… is from page 98 of 1982 Nobel-laureate economist George Stigler ’s April 17, 1985, lecture, “My Evolution as an Economist,” in Lives of the Laureates , William Breit & Roger W. Spencer, eds. (3rd ed., 1995):
One thing that [Frank] Knight and [Henry] Simons both succeeded in teaching me, and in fact overtaught, was that great reputation and high office deserve little respect in scientific work. We were told to listen to the argument and look at the evidence, but ignore the position, degrees, and age of the speaker. This studied irreverence toward authority had a special slant: contemporary ideas were to be treated even more skeptically than those of earlier periods…. We were taught by example that Ricardo’s errors and Marshall’s foibles deserved more careful and thorough attention than the nonsense or froth of the day.

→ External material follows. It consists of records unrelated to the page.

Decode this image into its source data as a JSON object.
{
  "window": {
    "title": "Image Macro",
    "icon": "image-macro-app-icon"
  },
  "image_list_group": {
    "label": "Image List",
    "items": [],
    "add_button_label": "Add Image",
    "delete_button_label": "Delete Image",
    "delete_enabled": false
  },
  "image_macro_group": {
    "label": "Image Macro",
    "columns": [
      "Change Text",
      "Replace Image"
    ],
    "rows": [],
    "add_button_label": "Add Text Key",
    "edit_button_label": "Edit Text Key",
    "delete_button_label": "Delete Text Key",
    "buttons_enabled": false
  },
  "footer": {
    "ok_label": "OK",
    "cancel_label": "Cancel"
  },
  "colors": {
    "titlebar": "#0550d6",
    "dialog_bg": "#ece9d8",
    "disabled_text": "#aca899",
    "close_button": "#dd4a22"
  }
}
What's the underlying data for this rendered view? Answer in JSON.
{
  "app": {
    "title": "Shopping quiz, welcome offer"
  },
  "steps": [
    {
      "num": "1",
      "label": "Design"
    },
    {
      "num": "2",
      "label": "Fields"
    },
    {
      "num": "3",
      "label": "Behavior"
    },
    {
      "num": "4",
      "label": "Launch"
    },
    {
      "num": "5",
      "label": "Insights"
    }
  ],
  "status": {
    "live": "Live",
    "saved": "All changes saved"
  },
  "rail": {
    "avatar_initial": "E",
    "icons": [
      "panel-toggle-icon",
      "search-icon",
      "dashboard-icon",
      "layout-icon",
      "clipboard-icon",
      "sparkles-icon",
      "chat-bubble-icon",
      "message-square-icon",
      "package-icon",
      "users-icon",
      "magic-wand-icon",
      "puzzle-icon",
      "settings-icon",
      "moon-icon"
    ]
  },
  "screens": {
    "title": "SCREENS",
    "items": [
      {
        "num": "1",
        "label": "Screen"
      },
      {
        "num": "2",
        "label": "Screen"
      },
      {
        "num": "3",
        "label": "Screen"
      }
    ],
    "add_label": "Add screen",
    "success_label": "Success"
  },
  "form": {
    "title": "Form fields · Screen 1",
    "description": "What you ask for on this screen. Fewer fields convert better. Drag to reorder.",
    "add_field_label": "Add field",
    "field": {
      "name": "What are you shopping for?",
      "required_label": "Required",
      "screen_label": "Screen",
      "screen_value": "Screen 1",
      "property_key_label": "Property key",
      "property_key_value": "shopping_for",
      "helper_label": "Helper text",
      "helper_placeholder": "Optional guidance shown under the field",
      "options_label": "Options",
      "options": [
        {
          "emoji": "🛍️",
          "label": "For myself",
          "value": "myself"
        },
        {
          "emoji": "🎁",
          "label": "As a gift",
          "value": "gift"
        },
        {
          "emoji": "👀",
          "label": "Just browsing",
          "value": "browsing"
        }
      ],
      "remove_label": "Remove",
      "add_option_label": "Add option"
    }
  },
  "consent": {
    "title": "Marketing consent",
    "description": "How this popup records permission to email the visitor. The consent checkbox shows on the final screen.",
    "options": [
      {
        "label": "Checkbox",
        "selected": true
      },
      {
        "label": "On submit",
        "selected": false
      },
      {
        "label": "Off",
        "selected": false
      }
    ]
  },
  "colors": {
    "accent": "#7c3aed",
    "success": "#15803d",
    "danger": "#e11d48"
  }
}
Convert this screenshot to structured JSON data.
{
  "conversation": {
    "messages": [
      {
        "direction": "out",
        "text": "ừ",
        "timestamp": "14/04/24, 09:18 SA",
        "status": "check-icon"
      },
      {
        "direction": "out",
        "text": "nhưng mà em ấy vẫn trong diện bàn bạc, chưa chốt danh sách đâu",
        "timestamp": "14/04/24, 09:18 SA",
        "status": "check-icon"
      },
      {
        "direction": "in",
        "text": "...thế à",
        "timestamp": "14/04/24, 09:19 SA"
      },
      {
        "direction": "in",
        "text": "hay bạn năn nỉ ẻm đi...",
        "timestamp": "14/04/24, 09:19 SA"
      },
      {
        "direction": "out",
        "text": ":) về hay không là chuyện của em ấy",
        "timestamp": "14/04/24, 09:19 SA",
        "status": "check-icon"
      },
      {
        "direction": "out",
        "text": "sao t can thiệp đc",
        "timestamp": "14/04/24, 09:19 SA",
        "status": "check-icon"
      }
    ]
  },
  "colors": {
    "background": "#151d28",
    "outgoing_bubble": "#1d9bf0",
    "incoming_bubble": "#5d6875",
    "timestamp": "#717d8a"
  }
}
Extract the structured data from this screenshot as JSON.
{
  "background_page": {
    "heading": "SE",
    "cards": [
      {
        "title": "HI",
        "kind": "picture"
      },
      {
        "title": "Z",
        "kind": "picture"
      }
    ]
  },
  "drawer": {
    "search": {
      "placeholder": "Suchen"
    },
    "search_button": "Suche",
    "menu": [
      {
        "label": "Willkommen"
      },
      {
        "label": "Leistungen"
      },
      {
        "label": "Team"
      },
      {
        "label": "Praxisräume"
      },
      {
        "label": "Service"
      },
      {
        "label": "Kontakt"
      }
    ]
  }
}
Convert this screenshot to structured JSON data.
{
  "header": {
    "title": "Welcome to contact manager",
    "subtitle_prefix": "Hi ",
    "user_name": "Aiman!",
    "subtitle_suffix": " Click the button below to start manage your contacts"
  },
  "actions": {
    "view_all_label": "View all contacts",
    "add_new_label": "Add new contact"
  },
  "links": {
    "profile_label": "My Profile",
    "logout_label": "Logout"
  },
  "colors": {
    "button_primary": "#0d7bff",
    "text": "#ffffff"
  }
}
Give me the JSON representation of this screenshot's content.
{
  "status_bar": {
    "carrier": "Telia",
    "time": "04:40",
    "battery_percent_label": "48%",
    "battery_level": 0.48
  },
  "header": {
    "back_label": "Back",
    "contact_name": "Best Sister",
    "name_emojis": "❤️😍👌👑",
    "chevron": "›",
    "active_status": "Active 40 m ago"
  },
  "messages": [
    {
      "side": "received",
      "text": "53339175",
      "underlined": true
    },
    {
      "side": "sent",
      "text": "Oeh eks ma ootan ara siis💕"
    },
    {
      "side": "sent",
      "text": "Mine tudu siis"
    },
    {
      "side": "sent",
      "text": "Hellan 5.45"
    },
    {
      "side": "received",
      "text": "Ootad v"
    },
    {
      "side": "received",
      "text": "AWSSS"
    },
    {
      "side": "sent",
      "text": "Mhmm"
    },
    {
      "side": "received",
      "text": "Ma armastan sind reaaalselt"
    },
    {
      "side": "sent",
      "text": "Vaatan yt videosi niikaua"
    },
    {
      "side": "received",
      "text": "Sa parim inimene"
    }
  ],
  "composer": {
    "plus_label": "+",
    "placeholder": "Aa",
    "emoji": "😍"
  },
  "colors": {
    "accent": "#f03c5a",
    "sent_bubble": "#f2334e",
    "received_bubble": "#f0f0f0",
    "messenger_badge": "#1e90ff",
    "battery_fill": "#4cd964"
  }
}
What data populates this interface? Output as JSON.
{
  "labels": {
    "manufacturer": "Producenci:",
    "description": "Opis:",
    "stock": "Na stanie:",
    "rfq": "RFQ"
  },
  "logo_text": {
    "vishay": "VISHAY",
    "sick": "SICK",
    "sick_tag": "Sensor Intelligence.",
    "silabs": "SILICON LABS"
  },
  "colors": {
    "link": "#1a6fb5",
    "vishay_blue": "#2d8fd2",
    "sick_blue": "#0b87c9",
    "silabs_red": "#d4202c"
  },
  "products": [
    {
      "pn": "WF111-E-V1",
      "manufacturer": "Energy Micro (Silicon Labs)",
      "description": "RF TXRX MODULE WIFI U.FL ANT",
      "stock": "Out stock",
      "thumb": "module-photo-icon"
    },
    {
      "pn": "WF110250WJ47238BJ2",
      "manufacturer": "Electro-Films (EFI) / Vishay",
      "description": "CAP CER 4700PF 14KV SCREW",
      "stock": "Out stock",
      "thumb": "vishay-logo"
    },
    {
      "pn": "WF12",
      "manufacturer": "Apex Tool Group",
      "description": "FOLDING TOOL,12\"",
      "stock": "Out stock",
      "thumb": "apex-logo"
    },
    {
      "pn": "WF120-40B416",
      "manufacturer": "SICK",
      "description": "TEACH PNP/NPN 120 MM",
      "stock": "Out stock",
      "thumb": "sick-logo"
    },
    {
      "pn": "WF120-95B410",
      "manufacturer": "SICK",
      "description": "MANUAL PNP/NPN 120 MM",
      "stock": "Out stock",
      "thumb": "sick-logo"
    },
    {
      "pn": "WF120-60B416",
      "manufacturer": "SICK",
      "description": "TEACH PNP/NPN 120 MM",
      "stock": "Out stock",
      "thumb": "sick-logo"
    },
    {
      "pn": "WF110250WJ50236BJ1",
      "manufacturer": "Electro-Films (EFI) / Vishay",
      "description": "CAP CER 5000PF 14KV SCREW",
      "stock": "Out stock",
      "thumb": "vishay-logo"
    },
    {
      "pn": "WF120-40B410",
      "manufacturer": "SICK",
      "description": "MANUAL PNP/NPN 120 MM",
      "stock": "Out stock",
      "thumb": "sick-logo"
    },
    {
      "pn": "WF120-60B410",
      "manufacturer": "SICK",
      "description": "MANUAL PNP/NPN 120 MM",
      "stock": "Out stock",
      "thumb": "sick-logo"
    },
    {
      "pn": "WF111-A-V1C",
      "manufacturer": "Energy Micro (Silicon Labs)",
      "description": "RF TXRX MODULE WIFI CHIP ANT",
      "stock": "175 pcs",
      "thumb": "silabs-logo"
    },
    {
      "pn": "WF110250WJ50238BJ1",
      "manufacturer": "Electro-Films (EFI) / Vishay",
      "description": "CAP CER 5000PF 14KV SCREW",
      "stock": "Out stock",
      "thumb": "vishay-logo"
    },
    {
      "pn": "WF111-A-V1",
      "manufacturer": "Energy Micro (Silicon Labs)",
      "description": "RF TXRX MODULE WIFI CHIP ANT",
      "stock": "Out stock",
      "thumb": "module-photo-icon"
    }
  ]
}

DBx: Of course scholarship, research, and creative thinking continue to offer up new and valuable ideas, but novelty itself is too often mistaken for wisdom and relevant insight.
In economics, the wisdom contained in, and the insights that can be gotten from, elementary analyses – especially from supply-and-demand analysis – are not novel, at least not to any competent economist. But this wisdom and these insights are much-needed in the real-world – a world always overflowing with foolish policy proposals that spring from a toxic mixture of economic ignorance and political incentives to pretend that economic reality is optional.